Cycling legend Danny Chew, 54, broke his neck and was paralyzed below the waist after drifting off the road and crashing in a ditch while out on a ride Sunday, according to a report from the Pittsburgh Post-Gazette. According to his friend Cassie Schumacher, who was riding with him when he crashed, doctors say it’s too early to tell what his prognosis is.
While Chew’s name may not register with most cycling fans, let alone most sports fans, he’s one of the most remarkable American athletes of his generation. The top-line description would have him as a two-time winner and eight-time finisher of the Race Across America who once rode his bike across the continent in eight days, seven hours, and 14 minutes and co-founder of Pittsburgh’s infamous Dirty Dozen, a race up 13 of the city’s steepest hills, including a cobblestone one rising at a 37-percent grade. More than any of that, though, he’s a singularly inspiring and even heroic figure, who’s lived the way he’s wanted to live and done the things he’s wanted to do.
In childhood, Chew set a goal of riding his bicycle one million miles, and since 1968, his life has more or less been organized around meeting it. (He’s currently up around 800,000.) Serious road racing, transcontinental jaunts, and everyday rides out into who knows where have all been part of a commitment that had him riding over 15,000 miles a year for decades, but while his personal website tracks a variety of records and statistics, the best way to appreciate his riding is probably to read a 2008 Urban Velo feature story that lays out what it takes to be Danny Chew:
People’s first question is usually, “What does he do for a living?” The answer, quite simply, is nothing. He lives in the house in which he grew up alongside his siblings. It is only himself and his mother living there now, and she is fully supportive of his lifestyle. He makes a few dollars here and there, and saves to the penny. Danny’s ability to not spend money can be downright mind blowing. In every aspect of his life, he is proud of how cheap he can be. He will leave for a 200-mile ride with nothing but a dollar or two worth of fig bars and apples pies from the discount grocery store. He knows every gas station with free water and each park that has a fountain within a hundred mile radius of his house. He runs bike chains until they have at least 15,000 miles on them, and can usually find used ones that are fine for him, along with cassettes that people with higher standards would consider spent. There is a story of Danny piecing together a chain from the links of new chains that people discard. Tires are ridden until they are truly, absolutely worn out with the tube poking through the casing. Danny’s mantra is “Keep the overhead low, and the mileage high.”
More than a singleminded emphasis on simply getting as many miles in as possible, though, Chew’s approach to cycling involves a fixation on the possibilities inherent in each new ride, with every one being a chance to break out of a rut and find new things in old places you thought you knew:

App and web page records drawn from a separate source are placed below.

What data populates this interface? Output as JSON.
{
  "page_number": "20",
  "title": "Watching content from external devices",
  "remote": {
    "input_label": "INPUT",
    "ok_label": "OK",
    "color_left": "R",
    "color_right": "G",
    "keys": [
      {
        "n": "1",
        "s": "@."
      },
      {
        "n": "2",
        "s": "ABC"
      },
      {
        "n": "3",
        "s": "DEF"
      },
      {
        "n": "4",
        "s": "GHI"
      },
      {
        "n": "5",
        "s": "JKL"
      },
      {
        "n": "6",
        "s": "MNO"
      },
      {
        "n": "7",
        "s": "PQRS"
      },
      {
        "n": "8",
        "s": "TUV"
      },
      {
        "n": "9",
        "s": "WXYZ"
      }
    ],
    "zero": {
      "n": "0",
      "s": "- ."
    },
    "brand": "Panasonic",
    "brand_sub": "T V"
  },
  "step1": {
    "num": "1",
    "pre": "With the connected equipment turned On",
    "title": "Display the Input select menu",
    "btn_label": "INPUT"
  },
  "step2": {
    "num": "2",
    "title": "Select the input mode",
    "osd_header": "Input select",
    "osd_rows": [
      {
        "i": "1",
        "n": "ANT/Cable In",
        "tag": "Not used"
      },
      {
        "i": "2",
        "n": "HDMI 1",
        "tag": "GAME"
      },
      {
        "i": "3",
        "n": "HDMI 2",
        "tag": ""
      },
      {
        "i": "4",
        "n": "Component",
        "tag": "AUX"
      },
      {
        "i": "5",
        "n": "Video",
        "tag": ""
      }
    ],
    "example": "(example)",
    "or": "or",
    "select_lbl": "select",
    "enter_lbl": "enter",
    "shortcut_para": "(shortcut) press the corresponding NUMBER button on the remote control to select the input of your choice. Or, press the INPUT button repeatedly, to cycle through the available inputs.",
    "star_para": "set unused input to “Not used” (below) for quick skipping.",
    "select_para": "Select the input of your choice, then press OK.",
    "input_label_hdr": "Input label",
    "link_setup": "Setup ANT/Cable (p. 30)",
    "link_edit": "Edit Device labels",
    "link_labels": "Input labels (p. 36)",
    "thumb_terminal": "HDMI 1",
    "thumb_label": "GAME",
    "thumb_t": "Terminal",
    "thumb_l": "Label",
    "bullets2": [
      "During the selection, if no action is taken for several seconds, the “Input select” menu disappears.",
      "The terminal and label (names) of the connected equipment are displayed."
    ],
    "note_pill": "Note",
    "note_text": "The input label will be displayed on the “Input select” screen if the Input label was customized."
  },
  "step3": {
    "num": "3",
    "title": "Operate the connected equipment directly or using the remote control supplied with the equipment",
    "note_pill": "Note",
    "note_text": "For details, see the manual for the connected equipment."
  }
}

Danny has his perception of the way cycling should be, and he will take every bit of an 8 hour bike ride to share it with you. Each and every bike ride should be an adventure, and there should be no holding back.
“You have ridden a bicycle around Pittsburgh for how many years and you have never thought to go down that road?” he will proclaim as you come upon pavement in the middle of nowhere. “Shameful! You are now shamed into riding down a new road!”
And as soon as you turn onto the road, he will proclaim “NEW ROAD!” with gumption.
In his mind, Danny has a database of roads and places. It is more than an atlas, it is more than a GPS. He knows everything that is within a 150-mile radius of Pittsburgh, and contains information that Garmin could not conjure up if they had to.
“There is a spring on the right hand side about a mile up where we can fill our bottles,” or “On very, very detailed maps, this town is called Gastonville.” It turns out that Gastonville is a church and a graveyard. He will memorize the roads that others have and haven’t been on, and will guide rides as such, tallying up the mileage of “NEW ROADS!” along the way and giving a total of “NEW ROADS!” at the end of the ride.
It is unbelievable to Danny that someone could ride the same roads twice before riding every single road once. As soon as every single road is ridden once, the rider then needs to expand his “radius” of roads.
“You have a 30 mile radius (60 mile round trip rides), that you have muddied like a dog on a leash! Your 30 mile leash is holding you back from beautiful new roads and new rides!”
According to Schumacher, Chew is already planning to work around the impediments offered by paralysis. (“I’ll just have to finish my million miles on a hand cycle,” he said. “So be it.”)
Chew has insurance, but it carries a large deductible, according to the Post-Gazette. His family has set up a crowdfunding site to help cover his medical expenses, and there are far worse uses for your money.